(Required work):
Please retype each record exactly as it stands below.

= = = = = = =

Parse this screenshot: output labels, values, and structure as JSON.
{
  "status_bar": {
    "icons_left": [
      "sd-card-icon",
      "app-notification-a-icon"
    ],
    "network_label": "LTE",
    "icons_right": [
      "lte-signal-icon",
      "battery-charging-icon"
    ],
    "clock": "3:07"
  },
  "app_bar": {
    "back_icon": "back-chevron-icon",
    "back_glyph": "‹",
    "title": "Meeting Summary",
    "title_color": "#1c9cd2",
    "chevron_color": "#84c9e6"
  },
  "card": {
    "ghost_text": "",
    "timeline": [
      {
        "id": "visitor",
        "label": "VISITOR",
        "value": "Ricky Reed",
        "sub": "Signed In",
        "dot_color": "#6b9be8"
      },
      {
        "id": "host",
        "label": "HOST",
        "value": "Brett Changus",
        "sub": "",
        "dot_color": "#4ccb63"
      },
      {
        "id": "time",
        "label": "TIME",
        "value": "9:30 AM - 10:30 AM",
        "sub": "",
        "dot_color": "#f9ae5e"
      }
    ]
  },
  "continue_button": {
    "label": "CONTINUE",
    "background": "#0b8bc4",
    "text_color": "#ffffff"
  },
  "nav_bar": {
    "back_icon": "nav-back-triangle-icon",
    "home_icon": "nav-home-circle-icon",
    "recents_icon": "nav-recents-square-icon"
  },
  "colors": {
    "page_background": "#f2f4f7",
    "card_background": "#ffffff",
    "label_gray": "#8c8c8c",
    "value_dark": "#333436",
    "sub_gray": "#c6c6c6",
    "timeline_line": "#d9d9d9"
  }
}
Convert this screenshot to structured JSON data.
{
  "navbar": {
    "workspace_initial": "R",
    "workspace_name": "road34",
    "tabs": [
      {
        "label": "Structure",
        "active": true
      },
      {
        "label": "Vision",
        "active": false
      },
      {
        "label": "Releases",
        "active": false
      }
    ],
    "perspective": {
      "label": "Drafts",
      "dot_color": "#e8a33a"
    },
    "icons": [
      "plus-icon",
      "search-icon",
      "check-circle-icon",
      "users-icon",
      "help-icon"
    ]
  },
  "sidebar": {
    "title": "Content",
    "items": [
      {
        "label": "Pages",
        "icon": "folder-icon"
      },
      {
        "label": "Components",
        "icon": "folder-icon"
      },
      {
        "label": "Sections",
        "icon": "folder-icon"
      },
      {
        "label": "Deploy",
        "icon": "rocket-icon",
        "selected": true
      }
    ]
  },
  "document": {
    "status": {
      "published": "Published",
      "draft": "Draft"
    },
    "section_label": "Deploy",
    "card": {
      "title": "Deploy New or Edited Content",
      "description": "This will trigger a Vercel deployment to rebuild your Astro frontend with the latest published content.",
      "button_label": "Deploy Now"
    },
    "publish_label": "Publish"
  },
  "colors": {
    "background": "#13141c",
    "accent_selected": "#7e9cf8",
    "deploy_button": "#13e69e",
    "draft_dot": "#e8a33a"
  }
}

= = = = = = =

(Task result):
Parse this screenshot: output labels, values, and structure as JSON.
{
  "status_bar": {
    "icons_left": [
      "sd-card-icon",
      "app-notification-a-icon"
    ],
    "network_label": "LTE",
    "icons_right": [
      "lte-signal-icon",
      "battery-charging-icon"
    ],
    "clock": "3:07"
  },
  "app_bar": {
    "back_icon": "back-chevron-icon",
    "back_glyph": "‹",
    "title": "Meeting Summary",
    "title_color": "#1c9cd2",
    "chevron_color": "#84c9e6"
  },
  "card": {
    "ghost_text": "",
    "timeline": [
      {
        "id": "visitor",
        "label": "VISITOR",
        "value": "Ricky Reed",
        "sub": "Signed In",
        "dot_color": "#6b9be8"
      },
      {
        "id": "host",
        "label": "HOST",
        "value": "Brett Changus",
        "sub": "",
        "dot_color": "#4ccb63"
      },
      {
        "id": "time",
        "label": "TIME",
        "value": "9:30 AM - 10:30 AM",
        "sub": "",
        "dot_color": "#f9ae5e"
      }
    ]
  },
  "continue_button": {
    "label": "CONTINUE",
    "background": "#0b8bc4",
    "text_color": "#ffffff"
  },
  "nav_bar": {
    "back_icon": "nav-back-triangle-icon",
    "home_icon": "nav-home-circle-icon",
    "recents_icon": "nav-recents-square-icon"
  },
  "colors": {
    "page_background": "#f2f4f7",
    "card_background": "#ffffff",
    "label_gray": "#8c8c8c",
    "value_dark": "#333436",
    "sub_gray": "#c6c6c6",
    "timeline_line": "#d9d9d9"
  }
}
Convert this screenshot to structured JSON data.
{
  "navbar": {
    "workspace_initial": "R",
    "workspace_name": "road34",
    "tabs": [
      {
        "label": "Structure",
        "active": true
      },
      {
        "label": "Vision",
        "active": false
      },
      {
        "label": "Releases",
        "active": false
      }
    ],
    "perspective": {
      "label": "Drafts",
      "dot_color": "#e8a33a"
    },
    "icons": [
      "plus-icon",
      "search-icon",
      "check-circle-icon",
      "users-icon",
      "help-icon"
    ]
  },
  "sidebar": {
    "title": "Content",
    "items": [
      {
        "label": "Pages",
        "icon": "folder-icon"
      },
      {
        "label": "Components",
        "icon": "folder-icon"
      },
      {
        "label": "Sections",
        "icon": "folder-icon"
      },
      {
        "label": "Deploy",
        "icon": "rocket-icon",
        "selected": true
      }
    ]
  },
  "document": {
    "status": {
      "published": "Published",
      "draft": "Draft"
    },
    "section_label": "Deploy",
    "card": {
      "title": "Deploy New or Edited Content",
      "description": "This will trigger a Vercel deployment to rebuild your Astro frontend with the latest published content.",
      "button_label": "Deploy Now"
    },
    "publish_label": "Publish"
  },
  "colors": {
    "background": "#13141c",
    "accent_selected": "#7e9cf8",
    "deploy_button": "#13e69e",
    "draft_dot": "#e8a33a"
  }
}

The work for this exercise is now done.